July 27, 2017
As we pass through life’s stages, trials, and tribulations, we inevitably encounter circumstances and situations that affect the quality of our sleep. Overall health, age, lifestyle, habits, and other factors all play a part in sleep health and our ability to get a good night’s rest.
Undiagnosed and untreated sleep problems can lead to a variety of chronic health concerns, including hypertension, heart disease, high blood pressure, diabetes, and stroke. For this reason, it’s important to incorporate a sleep study into your periodic health evaluations, just as you would a blood pressure screening. Early detection and treatment is key to reducing or eliminating the risk of developing associated health issues.
What is a sleep study?
A sleep study measures various biological, neurological, and physiological processes that occur during sleep. It determines if there is an abnormality that could indicate the presence of a sleep disorder. In the case of sleep apnea, for example, the study will measure how many times the patient stops breathing for 10 seconds or longer per hour, which indicates not only the presence of the disorder, but also its severity.
There are two types of sleep studies used to diagnose sleep disorders: polysomnogram (PSG) and home sleep apnea testing (HSAT). Both types of studies are non-invasive and virtually painless.
A polysomnogram (PSG) is an in-lab sleep study that requires an overnight stay in a testing facility. PSGs are performed by registered polysomnographic technologists (RPSGT). The technologist utilizes a series of strategically placed monitors and electrodes to track the brain, eyes, heart, breathing patterns, carbon dioxide and oxygen levels, and other biological functions.
Home sleep apnea testing (HSAT) is a portable monitor that allows the patient to test in the comfort of his/her home. The healthcare professional overseeing the patient will give a demonstration on proper usage of the device, then the patient will complete the study at home and send or physically transport the device back to the office for analysis.
Both types of sleep studies are effective for the diagnosis of sleep breathing disorders, of which the most common is obstructive sleep apnea (OSA). However, the HSAT’s diagnostic capability is limited to sleep breathing disorders, whereas PSGs are also able to detect other types of sleep disorders.
A sleep physician will consider your symptoms, as well as other factors, to determine which of the two tests will best serve to provide an accurate reading and diagnosis.
How do I know if I need a sleep study?

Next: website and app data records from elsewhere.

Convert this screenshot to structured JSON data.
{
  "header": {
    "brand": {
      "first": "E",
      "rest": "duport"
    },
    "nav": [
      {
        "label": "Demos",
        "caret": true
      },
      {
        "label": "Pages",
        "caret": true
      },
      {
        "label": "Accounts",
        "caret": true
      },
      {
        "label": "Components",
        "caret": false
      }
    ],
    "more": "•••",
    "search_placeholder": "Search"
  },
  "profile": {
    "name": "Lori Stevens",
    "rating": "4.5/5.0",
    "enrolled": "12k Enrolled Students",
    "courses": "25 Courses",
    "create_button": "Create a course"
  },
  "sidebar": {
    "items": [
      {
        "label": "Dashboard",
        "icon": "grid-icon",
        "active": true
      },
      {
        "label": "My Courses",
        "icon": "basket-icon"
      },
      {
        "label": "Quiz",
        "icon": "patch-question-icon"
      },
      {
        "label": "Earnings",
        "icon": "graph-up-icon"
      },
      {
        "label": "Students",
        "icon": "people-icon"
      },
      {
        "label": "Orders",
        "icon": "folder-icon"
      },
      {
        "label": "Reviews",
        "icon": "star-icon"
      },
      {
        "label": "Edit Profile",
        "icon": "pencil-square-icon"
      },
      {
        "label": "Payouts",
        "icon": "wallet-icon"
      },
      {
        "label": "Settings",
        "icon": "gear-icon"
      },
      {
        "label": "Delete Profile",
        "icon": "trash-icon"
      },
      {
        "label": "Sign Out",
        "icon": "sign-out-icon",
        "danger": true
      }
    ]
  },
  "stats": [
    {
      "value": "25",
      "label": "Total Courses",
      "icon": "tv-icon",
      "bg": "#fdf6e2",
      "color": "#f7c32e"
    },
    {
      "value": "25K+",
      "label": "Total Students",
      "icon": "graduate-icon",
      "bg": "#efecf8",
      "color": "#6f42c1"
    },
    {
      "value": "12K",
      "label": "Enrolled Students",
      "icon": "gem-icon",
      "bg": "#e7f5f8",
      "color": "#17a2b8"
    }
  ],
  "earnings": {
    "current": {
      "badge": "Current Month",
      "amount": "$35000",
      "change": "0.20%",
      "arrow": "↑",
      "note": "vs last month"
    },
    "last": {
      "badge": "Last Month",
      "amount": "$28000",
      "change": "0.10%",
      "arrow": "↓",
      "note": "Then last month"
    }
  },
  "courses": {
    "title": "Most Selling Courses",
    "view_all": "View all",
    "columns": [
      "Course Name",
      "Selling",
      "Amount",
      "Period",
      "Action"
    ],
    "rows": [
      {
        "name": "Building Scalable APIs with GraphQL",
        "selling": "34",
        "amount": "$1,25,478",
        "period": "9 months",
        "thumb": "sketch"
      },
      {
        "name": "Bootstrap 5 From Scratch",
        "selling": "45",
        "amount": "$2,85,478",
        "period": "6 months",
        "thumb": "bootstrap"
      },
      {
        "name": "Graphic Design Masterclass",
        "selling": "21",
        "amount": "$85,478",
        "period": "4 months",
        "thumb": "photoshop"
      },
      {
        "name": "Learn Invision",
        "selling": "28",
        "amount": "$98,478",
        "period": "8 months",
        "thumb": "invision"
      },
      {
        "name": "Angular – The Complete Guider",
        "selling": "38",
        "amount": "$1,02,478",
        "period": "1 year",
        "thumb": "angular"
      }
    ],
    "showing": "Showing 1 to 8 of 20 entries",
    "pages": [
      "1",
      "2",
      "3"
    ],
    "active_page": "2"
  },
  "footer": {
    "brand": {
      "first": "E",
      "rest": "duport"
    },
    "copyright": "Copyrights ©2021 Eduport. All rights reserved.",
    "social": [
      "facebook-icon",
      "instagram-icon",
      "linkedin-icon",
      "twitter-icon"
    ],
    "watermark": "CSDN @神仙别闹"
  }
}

Fatigue, particularly chronic fatigue, impacts every aspect of your life, from your health to your performance at work and your personal relationships. It also has a major impact on your ability to perform everyday tasks, such as driving. According to the National Highway Traffic Safety Administration, approximately 100,000 police-reported crashes are the direct result of driver fatigue each year.
Strongly consider talking to your doctor about undergoing a sleep study if you experience any of the following:
- Trouble falling or staying asleep
- Snoring, especially loud, persistent snoring
- Gasping or pauses in breathing
- Restless or “active” legs at night
- Exhaustion that impacts daily functions
- Fatigue that lasts for several week
- Frequent nighttime urination
- Nighttime sweating
What is the result of a sleep study?
After your sleep study is completed, the data will be reviewed to identify any prevalent sleep issues that need to be addressed. If a sleep disorder or problem is uncovered, your doctor will discuss treatment options with you.
If your sleep study indicates that you suffer from sleep apnea, you will want to consider all treatment options available, and make a decision based on your situation and lifestyle.
Remember, early diagnosis and treatment is essential to restoring your ability to get quality sleep and reducing the risk of developing associated health problems. Make periodic sleep studies a part of your health maintenance plan, and be sure to let your doctor know of your intention.